Long-awaited commentary doesn’t disappoint
Believers Church Bible Commentary
The wait is over. Herald Press has finally published a commentary on the Gospel of John in the Believers Church Bible Commentary series. Those patiently waiting will not be disappointed. Willard Swartley, professor emeritus at Anabaptist Mennonite Biblical Seminary in Elkhart, Ind., where he taught from 1978 until his retirement in 2004, has done a masterful job combining diligent research, engaging exegetical insights, and a well-developed writing style.
At 592 pages, Swartley’s commentary finds itself in good company with other mid-sized commentary works on John. After a very brief introduction (43 pages), the commentary is divided into five main sections: the prologue, the three Passover feasts, and essays on various subjects pertinent to John’s Gospel.
Unique contribution to Gospel literature
John’s Gospel is a place where a child can wade and an elephant can swim. It’s so markedly different from Matthew, Mark, and Luke that readers who come with the same presuppositions and interpretative principles for the synoptic Gospels are often so disappointed that they miss much of John’s rich theology and unique contribution to Gospel literature.
For example, students are always surprised that John’s Gospel contains no exorcisms, wilderness temptation narrative, garden agony, or transfiguration scene. Parables and short pithy statements characteristic of the synoptic writers are replaced by long discourses and controversies. It also comes as quite a shock that the central focus of the upper room narrative in chapter 13 centres around footwashing rather than the Lord’s Supper.
Increasing love for God
Always faithful to his Anabaptist tradition, Swartley holds up the lens of God’s love and his mission, through which he calls us to read the text. To that end, it’s impossible to read this commentary as a passive learner.
Make no mistake, there’s an urgency in Swartley’s commentary that manifests itself in a greater love for God, the church, and humanity. For example, Swartley walks the reader through the garden arrest with incisive insight into Peter’s aggressive act as he violently moved against the servant of the high priest. One comes away from this and other passages with a renewed sense of conviction toward a peace theology.
Swartley moves the believer away from the all-too-present reality of the unexamined life, and throughout the commentary brings the reader face-to-face with the fact that we cannot remain neutral on the issues John’s Gospel addresses.
Swartley’s commentary is a valuable biblical resource for a wide range of readership. Those interested in deeper, inductive Bible study will gain much insight into John’s style and message without being overwhelmed by Greek text and constant referencing to footnotes. College and seminary students will find his commentary engaging and thought-provoking.
Duality, not dualism focuses on Christ

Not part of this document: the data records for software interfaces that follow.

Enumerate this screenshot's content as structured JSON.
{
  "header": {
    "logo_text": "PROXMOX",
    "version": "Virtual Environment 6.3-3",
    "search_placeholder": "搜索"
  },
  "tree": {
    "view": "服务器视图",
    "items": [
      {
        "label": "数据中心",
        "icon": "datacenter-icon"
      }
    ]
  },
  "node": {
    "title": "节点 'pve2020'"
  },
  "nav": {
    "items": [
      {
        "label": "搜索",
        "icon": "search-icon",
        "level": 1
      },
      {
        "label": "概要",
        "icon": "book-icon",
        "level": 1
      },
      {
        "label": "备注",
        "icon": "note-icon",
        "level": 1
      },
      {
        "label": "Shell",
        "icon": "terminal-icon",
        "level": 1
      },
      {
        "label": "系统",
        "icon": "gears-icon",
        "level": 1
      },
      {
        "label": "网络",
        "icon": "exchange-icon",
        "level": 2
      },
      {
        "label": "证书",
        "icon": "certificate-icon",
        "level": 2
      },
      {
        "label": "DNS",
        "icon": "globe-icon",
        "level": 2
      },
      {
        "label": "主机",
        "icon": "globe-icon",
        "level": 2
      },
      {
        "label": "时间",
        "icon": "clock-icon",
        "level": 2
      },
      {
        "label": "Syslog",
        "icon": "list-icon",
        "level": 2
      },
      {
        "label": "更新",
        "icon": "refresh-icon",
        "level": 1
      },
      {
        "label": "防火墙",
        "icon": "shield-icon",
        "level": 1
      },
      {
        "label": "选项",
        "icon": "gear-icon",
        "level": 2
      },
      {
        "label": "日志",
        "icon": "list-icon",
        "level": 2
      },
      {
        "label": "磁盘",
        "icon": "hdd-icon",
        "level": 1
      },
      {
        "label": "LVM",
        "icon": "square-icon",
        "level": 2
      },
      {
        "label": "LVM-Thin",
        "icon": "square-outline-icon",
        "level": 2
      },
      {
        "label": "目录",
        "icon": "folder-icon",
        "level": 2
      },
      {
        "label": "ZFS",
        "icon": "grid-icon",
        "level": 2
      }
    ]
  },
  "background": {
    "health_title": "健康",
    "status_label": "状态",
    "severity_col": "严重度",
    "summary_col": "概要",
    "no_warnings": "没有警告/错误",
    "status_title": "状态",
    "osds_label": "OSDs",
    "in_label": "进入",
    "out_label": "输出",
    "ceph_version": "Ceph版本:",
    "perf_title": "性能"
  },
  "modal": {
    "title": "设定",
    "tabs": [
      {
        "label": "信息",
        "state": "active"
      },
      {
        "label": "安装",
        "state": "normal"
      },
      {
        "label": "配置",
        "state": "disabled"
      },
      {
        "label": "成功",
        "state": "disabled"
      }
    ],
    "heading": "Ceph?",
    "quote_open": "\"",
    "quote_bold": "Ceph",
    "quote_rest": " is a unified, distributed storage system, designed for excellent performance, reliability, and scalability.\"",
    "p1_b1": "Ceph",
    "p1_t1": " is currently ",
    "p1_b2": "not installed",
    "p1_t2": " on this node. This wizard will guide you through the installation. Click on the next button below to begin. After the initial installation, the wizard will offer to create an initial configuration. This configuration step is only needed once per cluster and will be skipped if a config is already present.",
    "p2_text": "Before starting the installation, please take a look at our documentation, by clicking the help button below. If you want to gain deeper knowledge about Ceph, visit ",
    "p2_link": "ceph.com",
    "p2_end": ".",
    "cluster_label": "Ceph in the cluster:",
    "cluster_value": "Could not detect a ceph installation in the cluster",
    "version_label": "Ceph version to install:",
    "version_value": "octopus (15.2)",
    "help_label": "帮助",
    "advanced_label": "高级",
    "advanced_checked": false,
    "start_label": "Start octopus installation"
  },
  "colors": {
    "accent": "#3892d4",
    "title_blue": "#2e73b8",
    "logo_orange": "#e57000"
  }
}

For example, in one of the essays at the end of commentary, Swartley argues, quite persuasively, that John’s Gospel should not be thought of as working with the literary feature of dualism but with duality. By approaching John through the lens of dualism, the couplets – light and darkness, truth and error – are seen as polarities, but this breaks down when couplets like flesh and spirit are added. John’s Gospel is eminently incarnational and so the phrase, “the word became flesh” should not be taken as a negative (which would be the case when viewing John through the lens of dualism). By seeing the duality of John’s writing, each couplet may be assessed on its own merit. In this way, Christology then becomes the central focus of the Gospel.
Swartley has been student, pastor, and teacher, and this is reflected in his commentary both in style and content. He earned a PhD from Princeton Theological Seminary in 1973 and pastored Locust Grove Mennonite Church in Elkhart. In addition to his teaching responsibilities, Swartley has authored several books and edited over 30. One of his better known publications is Slavery, Sabbath, War, and Women published in 1983 by Herald Press and more recently Health, Healing, and the Church’s Mission published in 2012 by InterVarsity Press.
Willard Swartley’s commentary on John’s Gospel is an engaging and thoroughly enjoyable read. Scholarly but never pedantic, it leaves the reader with a renewed sense of the mission of God and a deeper devotion to Christ. It’s a must-read for everyone interested in studying the Gospel.
—Michael Szuk is professor of theological studies at Columbia Bible College, Abbotsford, B.C., and a member of Bakerview MB Church, Abbotsford.